*** EXTRACTED ENTRIES ***
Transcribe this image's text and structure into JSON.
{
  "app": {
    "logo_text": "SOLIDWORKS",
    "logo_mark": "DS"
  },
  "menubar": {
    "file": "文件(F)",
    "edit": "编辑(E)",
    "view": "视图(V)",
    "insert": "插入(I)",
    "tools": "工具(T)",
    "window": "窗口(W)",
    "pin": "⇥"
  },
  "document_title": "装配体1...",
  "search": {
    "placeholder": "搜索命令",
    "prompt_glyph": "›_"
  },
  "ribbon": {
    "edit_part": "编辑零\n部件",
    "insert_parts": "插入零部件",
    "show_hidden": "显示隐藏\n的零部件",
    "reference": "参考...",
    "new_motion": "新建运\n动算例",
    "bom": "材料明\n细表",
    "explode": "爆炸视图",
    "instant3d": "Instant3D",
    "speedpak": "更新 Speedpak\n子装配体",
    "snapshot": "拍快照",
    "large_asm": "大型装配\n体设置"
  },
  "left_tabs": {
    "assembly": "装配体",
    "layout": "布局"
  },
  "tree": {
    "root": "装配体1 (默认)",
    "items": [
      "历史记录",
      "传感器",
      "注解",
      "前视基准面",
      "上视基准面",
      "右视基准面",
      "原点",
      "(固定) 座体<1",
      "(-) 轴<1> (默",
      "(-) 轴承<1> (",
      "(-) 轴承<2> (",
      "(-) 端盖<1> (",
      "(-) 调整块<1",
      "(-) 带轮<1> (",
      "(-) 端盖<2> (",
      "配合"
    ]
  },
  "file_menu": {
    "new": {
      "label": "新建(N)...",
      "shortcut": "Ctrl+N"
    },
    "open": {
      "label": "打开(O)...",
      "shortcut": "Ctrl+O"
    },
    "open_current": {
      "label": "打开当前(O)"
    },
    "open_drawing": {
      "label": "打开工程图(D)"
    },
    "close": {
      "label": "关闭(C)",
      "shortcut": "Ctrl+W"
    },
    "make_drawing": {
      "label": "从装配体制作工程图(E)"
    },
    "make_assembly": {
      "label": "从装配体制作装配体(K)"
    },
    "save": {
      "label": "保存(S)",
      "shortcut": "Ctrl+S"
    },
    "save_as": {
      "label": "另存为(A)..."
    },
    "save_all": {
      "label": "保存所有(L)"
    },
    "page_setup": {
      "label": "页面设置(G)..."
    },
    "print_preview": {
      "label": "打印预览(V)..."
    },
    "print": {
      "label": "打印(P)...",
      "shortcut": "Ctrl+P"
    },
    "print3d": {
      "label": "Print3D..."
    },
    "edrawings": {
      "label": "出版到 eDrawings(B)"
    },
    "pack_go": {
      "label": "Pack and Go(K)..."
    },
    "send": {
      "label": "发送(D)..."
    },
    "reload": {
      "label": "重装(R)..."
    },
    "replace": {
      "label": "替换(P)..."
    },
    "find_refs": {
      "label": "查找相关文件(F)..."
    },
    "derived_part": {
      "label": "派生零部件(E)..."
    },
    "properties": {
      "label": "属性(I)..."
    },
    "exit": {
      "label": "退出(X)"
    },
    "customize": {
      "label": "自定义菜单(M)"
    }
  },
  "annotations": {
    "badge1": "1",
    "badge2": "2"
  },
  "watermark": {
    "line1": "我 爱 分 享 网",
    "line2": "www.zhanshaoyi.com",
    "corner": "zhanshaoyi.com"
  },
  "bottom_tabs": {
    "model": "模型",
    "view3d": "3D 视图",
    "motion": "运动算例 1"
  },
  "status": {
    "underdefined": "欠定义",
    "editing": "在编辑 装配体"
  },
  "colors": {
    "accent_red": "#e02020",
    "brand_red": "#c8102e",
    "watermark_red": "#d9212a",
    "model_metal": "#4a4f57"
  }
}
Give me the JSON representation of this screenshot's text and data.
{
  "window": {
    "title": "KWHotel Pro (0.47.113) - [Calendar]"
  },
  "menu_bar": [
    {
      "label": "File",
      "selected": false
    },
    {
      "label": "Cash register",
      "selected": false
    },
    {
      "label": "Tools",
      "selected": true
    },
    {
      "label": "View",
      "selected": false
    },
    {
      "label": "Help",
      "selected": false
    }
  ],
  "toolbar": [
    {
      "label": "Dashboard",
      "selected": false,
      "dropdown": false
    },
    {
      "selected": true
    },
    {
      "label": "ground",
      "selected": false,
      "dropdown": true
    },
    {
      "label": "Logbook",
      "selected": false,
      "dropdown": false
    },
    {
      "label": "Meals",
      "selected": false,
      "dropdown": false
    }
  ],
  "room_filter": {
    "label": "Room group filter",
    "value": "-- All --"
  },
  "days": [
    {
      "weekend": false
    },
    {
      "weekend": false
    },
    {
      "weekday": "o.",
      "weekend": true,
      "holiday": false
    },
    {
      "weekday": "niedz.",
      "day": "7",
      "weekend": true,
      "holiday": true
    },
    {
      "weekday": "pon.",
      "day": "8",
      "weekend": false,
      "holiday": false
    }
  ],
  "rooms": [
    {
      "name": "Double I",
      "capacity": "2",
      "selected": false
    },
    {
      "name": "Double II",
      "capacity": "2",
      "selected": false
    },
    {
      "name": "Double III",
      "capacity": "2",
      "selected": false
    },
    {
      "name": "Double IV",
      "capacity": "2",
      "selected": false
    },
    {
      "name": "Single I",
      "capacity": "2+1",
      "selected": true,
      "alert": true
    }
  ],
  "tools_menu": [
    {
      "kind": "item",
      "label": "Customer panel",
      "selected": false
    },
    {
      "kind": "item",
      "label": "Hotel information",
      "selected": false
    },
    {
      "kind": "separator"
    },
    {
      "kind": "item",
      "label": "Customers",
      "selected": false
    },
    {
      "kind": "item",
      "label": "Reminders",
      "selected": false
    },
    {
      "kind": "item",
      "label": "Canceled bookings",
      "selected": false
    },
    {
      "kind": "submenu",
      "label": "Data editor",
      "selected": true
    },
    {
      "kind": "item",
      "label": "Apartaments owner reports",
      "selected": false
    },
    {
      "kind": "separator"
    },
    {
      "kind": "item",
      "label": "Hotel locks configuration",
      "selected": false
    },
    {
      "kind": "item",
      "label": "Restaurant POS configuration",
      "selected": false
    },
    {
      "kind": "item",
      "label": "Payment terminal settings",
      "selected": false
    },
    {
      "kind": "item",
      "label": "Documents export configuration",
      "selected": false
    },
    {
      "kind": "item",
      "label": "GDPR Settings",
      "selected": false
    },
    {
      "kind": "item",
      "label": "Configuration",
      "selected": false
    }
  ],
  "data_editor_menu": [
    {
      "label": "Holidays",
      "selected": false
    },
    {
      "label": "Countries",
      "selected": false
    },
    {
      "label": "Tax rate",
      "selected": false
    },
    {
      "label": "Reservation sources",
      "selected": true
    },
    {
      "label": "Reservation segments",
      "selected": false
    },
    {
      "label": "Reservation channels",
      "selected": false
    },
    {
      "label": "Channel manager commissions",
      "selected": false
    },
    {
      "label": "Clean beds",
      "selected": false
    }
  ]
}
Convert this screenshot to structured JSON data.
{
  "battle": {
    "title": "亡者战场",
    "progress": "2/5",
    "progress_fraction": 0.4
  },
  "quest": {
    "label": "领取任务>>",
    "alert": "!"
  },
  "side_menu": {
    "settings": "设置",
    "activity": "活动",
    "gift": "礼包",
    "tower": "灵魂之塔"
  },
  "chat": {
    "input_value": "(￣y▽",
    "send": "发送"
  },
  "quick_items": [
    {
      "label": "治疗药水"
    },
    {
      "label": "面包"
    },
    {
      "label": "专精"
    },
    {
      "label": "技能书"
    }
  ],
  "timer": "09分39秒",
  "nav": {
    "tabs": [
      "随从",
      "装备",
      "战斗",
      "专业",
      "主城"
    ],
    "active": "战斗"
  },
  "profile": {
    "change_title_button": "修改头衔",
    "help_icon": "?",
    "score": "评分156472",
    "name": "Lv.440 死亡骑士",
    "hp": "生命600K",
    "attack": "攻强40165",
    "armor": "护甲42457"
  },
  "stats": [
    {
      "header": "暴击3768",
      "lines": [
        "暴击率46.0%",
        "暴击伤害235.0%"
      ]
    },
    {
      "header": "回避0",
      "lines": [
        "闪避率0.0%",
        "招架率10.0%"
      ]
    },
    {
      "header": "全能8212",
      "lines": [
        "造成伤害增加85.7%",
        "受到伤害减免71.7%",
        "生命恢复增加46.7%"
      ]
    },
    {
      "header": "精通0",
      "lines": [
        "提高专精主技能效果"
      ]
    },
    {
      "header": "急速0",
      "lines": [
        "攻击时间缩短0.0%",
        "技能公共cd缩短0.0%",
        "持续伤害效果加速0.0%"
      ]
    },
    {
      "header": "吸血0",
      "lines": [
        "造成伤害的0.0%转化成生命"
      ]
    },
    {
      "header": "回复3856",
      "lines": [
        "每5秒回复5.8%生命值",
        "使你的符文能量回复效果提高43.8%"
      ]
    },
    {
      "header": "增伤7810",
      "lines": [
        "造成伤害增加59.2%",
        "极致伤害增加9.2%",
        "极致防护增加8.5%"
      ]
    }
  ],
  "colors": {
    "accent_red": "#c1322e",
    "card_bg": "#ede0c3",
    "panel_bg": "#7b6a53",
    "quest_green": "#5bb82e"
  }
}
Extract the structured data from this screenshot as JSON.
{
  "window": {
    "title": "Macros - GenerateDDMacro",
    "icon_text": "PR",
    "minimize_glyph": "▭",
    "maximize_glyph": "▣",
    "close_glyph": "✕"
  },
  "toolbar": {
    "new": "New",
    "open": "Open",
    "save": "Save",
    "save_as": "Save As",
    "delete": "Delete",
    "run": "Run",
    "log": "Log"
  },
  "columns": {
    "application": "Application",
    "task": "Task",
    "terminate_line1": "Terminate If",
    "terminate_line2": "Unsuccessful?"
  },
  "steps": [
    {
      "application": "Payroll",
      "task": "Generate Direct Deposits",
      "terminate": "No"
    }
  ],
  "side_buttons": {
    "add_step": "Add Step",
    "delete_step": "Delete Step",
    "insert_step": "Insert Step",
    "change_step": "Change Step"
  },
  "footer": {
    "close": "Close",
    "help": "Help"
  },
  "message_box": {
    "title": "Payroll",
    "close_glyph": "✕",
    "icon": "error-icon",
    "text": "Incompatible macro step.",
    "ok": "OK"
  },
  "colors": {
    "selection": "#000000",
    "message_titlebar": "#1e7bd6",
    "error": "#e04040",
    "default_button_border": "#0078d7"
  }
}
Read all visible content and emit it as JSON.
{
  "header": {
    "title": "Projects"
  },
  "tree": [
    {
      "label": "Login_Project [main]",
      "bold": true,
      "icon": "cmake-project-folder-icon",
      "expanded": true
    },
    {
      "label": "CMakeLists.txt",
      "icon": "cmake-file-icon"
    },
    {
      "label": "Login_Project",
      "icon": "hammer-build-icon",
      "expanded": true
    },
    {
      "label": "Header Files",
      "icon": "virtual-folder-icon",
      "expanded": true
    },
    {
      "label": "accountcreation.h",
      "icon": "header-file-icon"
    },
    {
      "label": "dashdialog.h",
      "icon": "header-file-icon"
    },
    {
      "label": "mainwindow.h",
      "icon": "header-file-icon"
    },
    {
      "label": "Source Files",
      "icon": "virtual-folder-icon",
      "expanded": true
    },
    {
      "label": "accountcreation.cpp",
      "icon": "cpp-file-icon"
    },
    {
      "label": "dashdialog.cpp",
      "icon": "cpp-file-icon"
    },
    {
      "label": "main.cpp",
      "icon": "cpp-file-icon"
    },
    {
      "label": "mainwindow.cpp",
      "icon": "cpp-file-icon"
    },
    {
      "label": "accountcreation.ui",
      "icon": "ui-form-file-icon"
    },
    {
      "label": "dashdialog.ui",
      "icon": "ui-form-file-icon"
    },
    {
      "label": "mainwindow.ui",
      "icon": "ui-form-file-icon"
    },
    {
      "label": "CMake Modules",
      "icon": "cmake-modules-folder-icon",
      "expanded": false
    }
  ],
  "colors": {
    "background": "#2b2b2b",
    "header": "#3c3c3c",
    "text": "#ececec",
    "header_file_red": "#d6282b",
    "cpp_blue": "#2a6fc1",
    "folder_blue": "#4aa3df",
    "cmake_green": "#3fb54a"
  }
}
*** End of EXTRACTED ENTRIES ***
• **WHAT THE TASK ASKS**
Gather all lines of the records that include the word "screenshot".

• **ANSWER TO THE EXERCISE**
Give me the JSON representation of this screenshot's text and data.
Convert this screenshot to structured JSON data.
Extract the structured data from this screenshot as JSON.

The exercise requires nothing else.